Moving house sucks. In fact, according to my chiropractor, moving house is one of the most stressful things you can do, along with changing jobs and getting divorced. Given the circumstances, I decided to avoid changing jobs – two out of three is bad enough and a clean sweep would be overkill.
To be honest, I’m not sure why my chiropractor was so concerned. If anything, he stood to get a substantial windfall by my moving house. Inevitably, I’d overdo it and require his services if I were to have any chance of standing fully upright ever again.
For several weeks, I judged everything I owned in terms of whether it was worth packing or should be recycled into oblivion. My choices were, it must be said, somewhat arbitrary. I kept the school project from when I was seven – a short story about a magical sheep (and, let’s face it, ‘Avengers’ would have been vastly improved had more farmyard animals been involved). Other more useful items didn’t make the cut, mostly clothes. It wasn’t that I’d grown out of them physically as much as mentally. Suffice to say that I ended up with a bag labeled ‘shirts of regret’.
What’s especially terrifying about moving is the risk of some kind of condition or requirement you simply cannot satisfy. A couple of weeks before the big day, I read through a checklist from the movers and a chill went down my spine. In big bold print, it warned me to make certain the washing machine had its stabiliser bolts. These are, apparently, essential for ensuring that the washing barrel maintains its balance and preventing a disturbance to the space/time continuum. Frankly, it sounds like something we could all use.
To find the stabiliser bolts I had to imagine what I might have done two years earlier. This involved putting myself in my own shoes – many of which I’d already packed – and summoning up my earlier self. It was simple. Some objects demand pride of place, hung on a wall or displayed on a mantle piece. Other items are mysterious and there’s only one place they can go – the bottom drawer in the kitchen.
Batteries, odd bits of string and washing machine stabiliser bolts – they all belong in the bottom drawer. It’s the place to put anything you don’t need yet don’t feel you can throw out. I’d packed the bottom drawer a week earlier, but knew which box held its assortment of weird contents. Rifling through the menagerie of oddities, I soon found a bag of alien-looking plastic brackets and long, silver bolts. I knew in an instant these were stabiliser bolts.
It was a miracle. Now my washing machine would finally have the stability it so richly deserved, even if I didn’t. I continued packing, a task that seemed infinite. Given the enormity of the task, it was difficult to believe that I’d been here for a little less than two years. I had arrived at a time of crisis and was leaving not just with my dignity intact but entirely repaired.

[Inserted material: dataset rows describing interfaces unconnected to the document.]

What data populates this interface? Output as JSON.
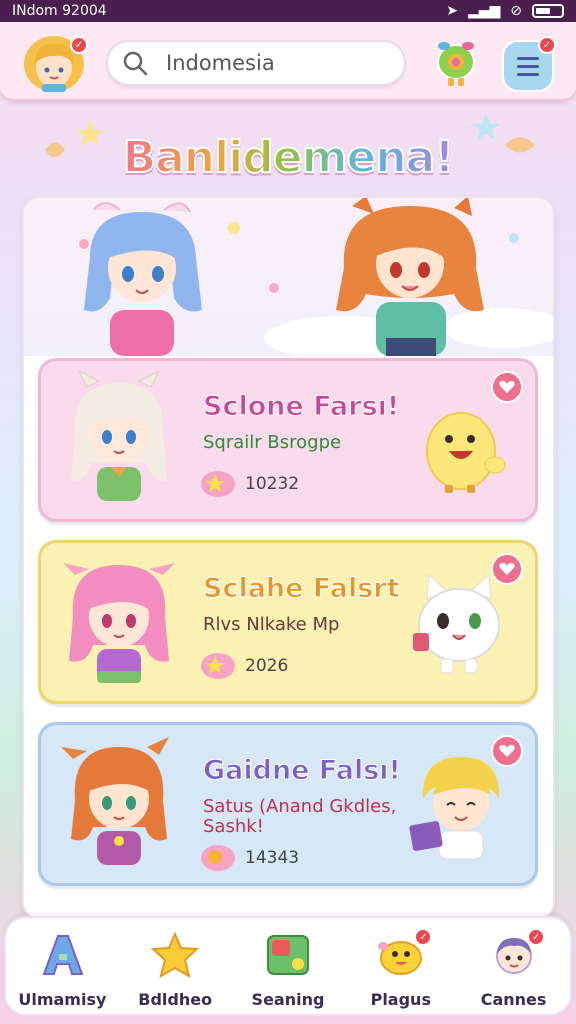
{
  "status_bar": {
    "carrier": "INdom 92004"
  },
  "search": {
    "value": "Indomesia"
  },
  "banner": {
    "title": "Banlidemena!"
  },
  "cards": [
    {
      "title": "Sclone Farsı!",
      "subtitle": "Sqrailr Bsrogpe",
      "count": "10232",
      "color": "pink"
    },
    {
      "title": "Sclahe Falsrt",
      "subtitle": "Rlvs Nlkake Mp",
      "count": "2026",
      "color": "yellow"
    },
    {
      "title": "Gaidne Falsı!",
      "subtitle": "Satus (Anand Gkdles, Sashk!",
      "count": "14343",
      "color": "blue"
    }
  ],
  "nav": [
    {
      "label": "Ulmamisy",
      "icon": "letter-a-icon"
    },
    {
      "label": "Bdldheo",
      "icon": "star-icon"
    },
    {
      "label": "Seaning",
      "icon": "puzzle-icon"
    },
    {
      "label": "Plagus",
      "icon": "chick-icon"
    },
    {
      "label": "Cannes",
      "icon": "avatar-icon"
    }
  ],
  "colors": {
    "accent_pink": "#f2b7d5",
    "accent_yellow": "#efd56e",
    "accent_blue": "#a8c9ea",
    "badge": "#e9484f"
  }
}
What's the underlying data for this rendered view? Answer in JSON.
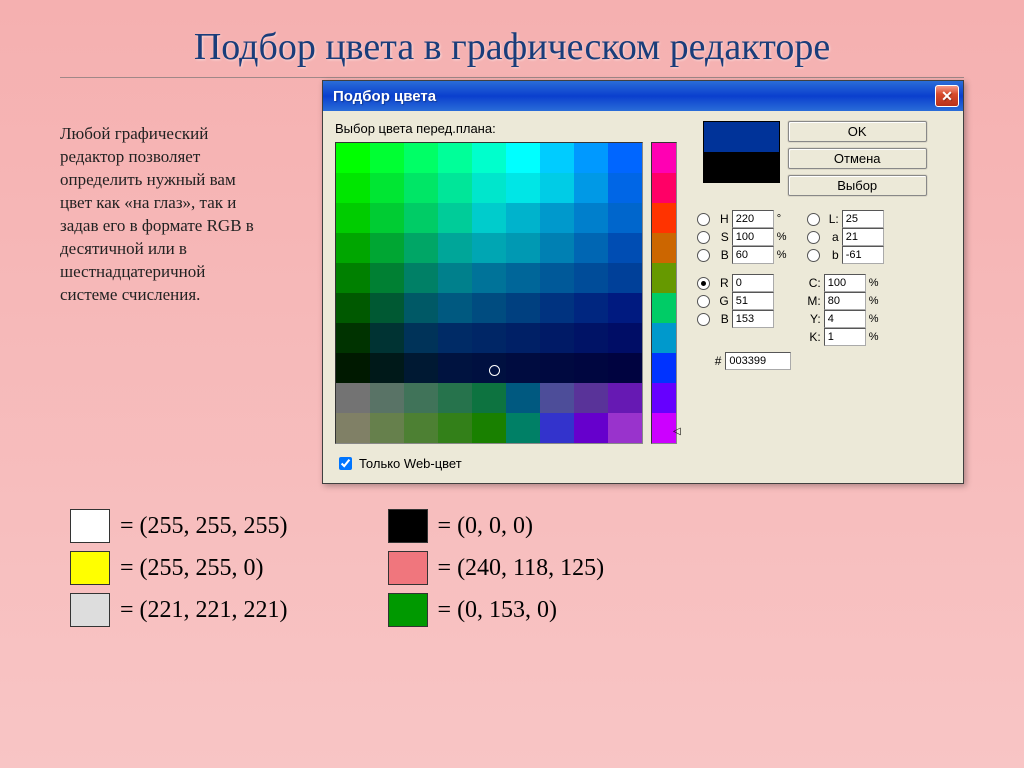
{
  "title": "Подбор цвета в графическом редакторе",
  "sidetext": "Любой графический редактор позволяет определить нужный вам цвет как «на глаз», так и задав его в формате RGB в десятичной или в шестнадцатеричной системе счисления.",
  "dialog": {
    "title": "Подбор цвета",
    "label": "Выбор цвета перед.плана:",
    "web_only": "Только Web-цвет",
    "buttons": {
      "ok": "OK",
      "cancel": "Отмена",
      "select": "Выбор"
    },
    "fields": {
      "H": "220",
      "H_unit": "°",
      "L": "25",
      "S": "100",
      "S_unit": "%",
      "a": "21",
      "B": "60",
      "B_unit": "%",
      "b": "-61",
      "R": "0",
      "C": "100",
      "G": "51",
      "M": "80",
      "Bv": "153",
      "Y": "4",
      "K": "1",
      "hex": "003399"
    }
  },
  "grid_colors": [
    [
      "#00ff00",
      "#00ff33",
      "#00ff66",
      "#00ff99",
      "#00ffcc",
      "#00ffff",
      "#00ccff",
      "#0099ff",
      "#0066ff"
    ],
    [
      "#00e600",
      "#00e633",
      "#00e666",
      "#00e699",
      "#00e6cc",
      "#00e6e6",
      "#00cce6",
      "#0099e6",
      "#0066e6"
    ],
    [
      "#00cc00",
      "#00cc33",
      "#00cc66",
      "#00cc99",
      "#00cccc",
      "#00b3cc",
      "#0099cc",
      "#007fcc",
      "#0066cc"
    ],
    [
      "#00a600",
      "#00a633",
      "#00a666",
      "#00a699",
      "#00a6b3",
      "#0099b3",
      "#0080b3",
      "#0066b3",
      "#004db3"
    ],
    [
      "#008000",
      "#008033",
      "#008066",
      "#00808c",
      "#007399",
      "#006699",
      "#005999",
      "#004c99",
      "#004099"
    ],
    [
      "#005900",
      "#005933",
      "#005966",
      "#005980",
      "#004c80",
      "#004080",
      "#003380",
      "#002680",
      "#001a80"
    ],
    [
      "#003300",
      "#003333",
      "#003359",
      "#002b66",
      "#002666",
      "#002066",
      "#001a66",
      "#001366",
      "#000d66"
    ],
    [
      "#001900",
      "#001919",
      "#001933",
      "#001340",
      "#001040",
      "#000c40",
      "#000940",
      "#000640",
      "#000340"
    ],
    [
      "#737373",
      "#597366",
      "#407359",
      "#26734c",
      "#0d7340",
      "#005980",
      "#4d4d99",
      "#593399",
      "#6619b3"
    ],
    [
      "#808066",
      "#66804c",
      "#4d8033",
      "#338019",
      "#198000",
      "#008066",
      "#3333cc",
      "#6600cc",
      "#9933cc"
    ]
  ],
  "hue_colors": [
    "#ff00b3",
    "#ff0066",
    "#ff3300",
    "#cc6600",
    "#669900",
    "#00cc66",
    "#0099cc",
    "#0033ff",
    "#6600ff",
    "#cc00ff"
  ],
  "swatches_left": [
    {
      "hex": "#ffffff",
      "text": "= (255, 255, 255)"
    },
    {
      "hex": "#ffff00",
      "text": "= (255, 255, 0)"
    },
    {
      "hex": "#dddddd",
      "text": "= (221, 221, 221)"
    }
  ],
  "swatches_right": [
    {
      "hex": "#000000",
      "text": "= (0, 0, 0)"
    },
    {
      "hex": "#f0767d",
      "text": "= (240, 118, 125)"
    },
    {
      "hex": "#009900",
      "text": "= (0, 153, 0)"
    }
  ]
}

The act of packing forces you to confront things you’ve successfully ignored for ages. Some objects hadn’t been unpacked after my last move, remaining veritable moths inside their plastic tub cocoons. It’s a melancholy business. Eventually, my house was a sea of boxes and neatly stacked items, patiently awaiting transportation to their new home. I was almost ready.
I was asleep when I heard it; a scratching at the front door. It sounded like a very large and grumpy possum, so I ignored it. Then the sound seemed to move. From the front to the side until I thought I could hear creaking at the back. As possums go, it was clearly very active. I decided to investigate.
When I move around at night, I’m like a ninja. I never turn the lights on. Instead, I rely on my enhanced panther-like senses to navigate through the darkness. As I got to the kitchen, I could see through the night shadows that the back door was wide open. Worse still, the possum in question was about six feet tall, standing on two legs and in the middle of my living room.
I wish I could say that I remained cool and said something awesome like, ‘Big mistake’ or ‘You’ve just made a very powerful enemy’, but instead I yelled ‘Hey!’ at the top of my lungs. The intruder bolted. I quickly locked the door before realising that there may be others still inside. Turning on all the lights I could, I inspected every nook and cranny until I was satisfied I was alone. It was only then that my thoughts turned to whether anything might be missing. Turns out, he’d taken my car key (but not the car) and a clip containing my license, ATM card and gym membership.
Thankfully, the dirty varmint didn’t steal the washing machine stabiliser bolts. Perhaps he was ignorant as to their value. Maybe he doesn’t wash his clothes. Either way, the bolts remained mine. Never before in the history of humankind has there been a better time to move house. As I write this, I can hear the washing machine gently whirring away, everything perfectly balanced. I feel exactly the same way.